Politics and policy
House demands rate cap on State SME Fund
Posted Tuesday, May 29 2012 at 20:02
Parliament is demanding that the Treasury puts a maximum interest rate that commercial banks can charge businesspeople borrowing from the Small and Medium Enterprise Development Fund.
But top Ministry of Finance officials on Tuesday warned that such a measure would force banks to abandon the empowerment project.
The Treasury lent out Sh750 million in the financial year 2010/2011 at an interest rate of four per cent but the banks have loaded their mark-up on the borrowers.
“Why didn’t you cap the interest rates, which banks could charge the final borrowers?” Mr Litole asked the Treasury mandarins summoned before the House committee over the issue.
Justus Nyamunga, economic affairs director at the Treasury, defended the ministry saying it intended to lock in gains on the leverage side, where banks had agreed to multiply the funds five times to increase the amount.
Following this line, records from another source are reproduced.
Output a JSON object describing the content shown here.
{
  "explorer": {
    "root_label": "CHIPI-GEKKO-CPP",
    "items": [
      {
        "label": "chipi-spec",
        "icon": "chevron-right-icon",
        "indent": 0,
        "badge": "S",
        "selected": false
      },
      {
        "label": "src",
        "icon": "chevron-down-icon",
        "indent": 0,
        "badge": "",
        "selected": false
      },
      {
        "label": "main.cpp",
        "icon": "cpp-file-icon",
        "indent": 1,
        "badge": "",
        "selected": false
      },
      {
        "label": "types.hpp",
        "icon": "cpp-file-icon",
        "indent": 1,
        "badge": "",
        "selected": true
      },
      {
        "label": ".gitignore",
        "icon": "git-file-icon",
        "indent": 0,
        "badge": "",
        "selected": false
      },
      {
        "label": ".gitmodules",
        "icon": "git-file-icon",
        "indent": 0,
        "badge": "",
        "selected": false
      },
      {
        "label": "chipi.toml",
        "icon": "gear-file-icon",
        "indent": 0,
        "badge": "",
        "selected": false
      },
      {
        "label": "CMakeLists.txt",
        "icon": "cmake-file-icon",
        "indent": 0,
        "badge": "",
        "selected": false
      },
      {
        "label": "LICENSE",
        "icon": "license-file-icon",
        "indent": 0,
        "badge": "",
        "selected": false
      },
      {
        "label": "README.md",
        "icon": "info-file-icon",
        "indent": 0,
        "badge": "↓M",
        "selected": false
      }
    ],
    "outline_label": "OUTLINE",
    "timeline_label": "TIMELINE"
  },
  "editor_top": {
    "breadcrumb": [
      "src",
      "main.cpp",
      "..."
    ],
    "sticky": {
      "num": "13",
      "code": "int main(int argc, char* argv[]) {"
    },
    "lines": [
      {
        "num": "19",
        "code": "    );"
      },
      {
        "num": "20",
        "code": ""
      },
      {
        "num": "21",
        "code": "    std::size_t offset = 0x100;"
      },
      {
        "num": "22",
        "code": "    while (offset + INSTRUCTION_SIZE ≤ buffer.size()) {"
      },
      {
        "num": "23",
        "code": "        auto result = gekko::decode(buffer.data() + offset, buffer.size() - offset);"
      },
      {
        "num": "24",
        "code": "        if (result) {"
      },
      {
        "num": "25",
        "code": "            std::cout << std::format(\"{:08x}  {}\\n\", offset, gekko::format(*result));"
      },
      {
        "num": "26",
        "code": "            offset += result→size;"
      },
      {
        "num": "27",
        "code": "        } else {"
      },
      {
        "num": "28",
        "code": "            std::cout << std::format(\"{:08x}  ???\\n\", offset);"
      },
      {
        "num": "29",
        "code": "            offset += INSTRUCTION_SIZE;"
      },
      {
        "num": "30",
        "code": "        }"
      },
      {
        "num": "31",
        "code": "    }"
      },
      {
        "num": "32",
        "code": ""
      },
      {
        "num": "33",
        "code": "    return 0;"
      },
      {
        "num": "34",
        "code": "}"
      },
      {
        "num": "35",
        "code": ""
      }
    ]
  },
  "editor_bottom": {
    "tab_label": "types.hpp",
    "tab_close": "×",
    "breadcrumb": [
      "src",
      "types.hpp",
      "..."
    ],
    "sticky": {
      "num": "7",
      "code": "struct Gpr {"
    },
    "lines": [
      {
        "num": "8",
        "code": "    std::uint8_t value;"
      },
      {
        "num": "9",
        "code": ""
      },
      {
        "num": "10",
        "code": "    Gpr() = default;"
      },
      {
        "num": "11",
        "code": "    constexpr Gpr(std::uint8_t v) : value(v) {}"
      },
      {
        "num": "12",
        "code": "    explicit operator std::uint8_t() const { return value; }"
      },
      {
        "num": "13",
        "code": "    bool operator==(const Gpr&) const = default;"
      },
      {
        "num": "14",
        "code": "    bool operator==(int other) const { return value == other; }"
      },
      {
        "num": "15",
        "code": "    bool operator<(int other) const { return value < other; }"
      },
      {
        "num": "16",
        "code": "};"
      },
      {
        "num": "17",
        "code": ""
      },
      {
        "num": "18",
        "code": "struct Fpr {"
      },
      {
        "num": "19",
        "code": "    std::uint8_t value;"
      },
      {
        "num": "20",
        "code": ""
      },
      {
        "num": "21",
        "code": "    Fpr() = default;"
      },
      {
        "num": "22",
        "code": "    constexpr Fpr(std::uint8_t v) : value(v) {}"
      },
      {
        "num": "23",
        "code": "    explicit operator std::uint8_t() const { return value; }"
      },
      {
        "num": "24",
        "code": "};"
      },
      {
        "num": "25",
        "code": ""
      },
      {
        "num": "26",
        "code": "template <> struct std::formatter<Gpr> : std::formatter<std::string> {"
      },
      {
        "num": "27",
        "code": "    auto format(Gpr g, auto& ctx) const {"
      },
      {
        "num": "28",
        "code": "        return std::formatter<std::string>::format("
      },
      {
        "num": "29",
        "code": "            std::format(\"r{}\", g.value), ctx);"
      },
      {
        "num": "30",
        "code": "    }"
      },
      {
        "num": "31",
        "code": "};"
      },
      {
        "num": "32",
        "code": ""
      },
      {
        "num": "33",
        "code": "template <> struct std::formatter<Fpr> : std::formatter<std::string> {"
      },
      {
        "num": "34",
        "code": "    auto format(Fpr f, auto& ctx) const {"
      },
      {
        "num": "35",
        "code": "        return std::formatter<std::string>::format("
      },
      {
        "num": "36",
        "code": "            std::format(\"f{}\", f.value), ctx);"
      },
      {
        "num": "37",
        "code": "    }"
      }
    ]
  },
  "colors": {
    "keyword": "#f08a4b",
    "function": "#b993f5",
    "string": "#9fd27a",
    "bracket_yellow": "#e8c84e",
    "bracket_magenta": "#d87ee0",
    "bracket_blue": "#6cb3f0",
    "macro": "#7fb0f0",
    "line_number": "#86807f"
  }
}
Mr Nyamunga said the Finance Ministry had expected that banks will lend out the funds at 12 per cent but the maximum interest rates charged on consumers was not fixed.
“We had understood that they will be charging 12 per cent but we will consider capping the interest rates,” said Mr Nyamunga, conceding that banks were charging more.
Each of the three banks were given Sh250 million which they multiplied by a factor of 11.5 instead of five times, raising the fund to Sh2.8 billion.
It also emerged that the Treasury did not have ways to measure the effectiveness of the funds since it was difficult to tell whether the funds were going to the right people because the said banks were already lending to small and medium enterprises (SMEs).
The CBK policy rate has increased from seven per cent in September 2011 to 18 per cent pushing commercial bank lending rates up from an average of 14 per cent to 28 per cent in same period.
The fund is estimated to have benefited 45,000 people and more than 1 million accounts have so far been opened, according to the Treasury.
Mr George Omino assistant director, economic affairs, at the Treasury however expressed concern that banks may opt out of the programme since they have access to other funds to lend to SMEs.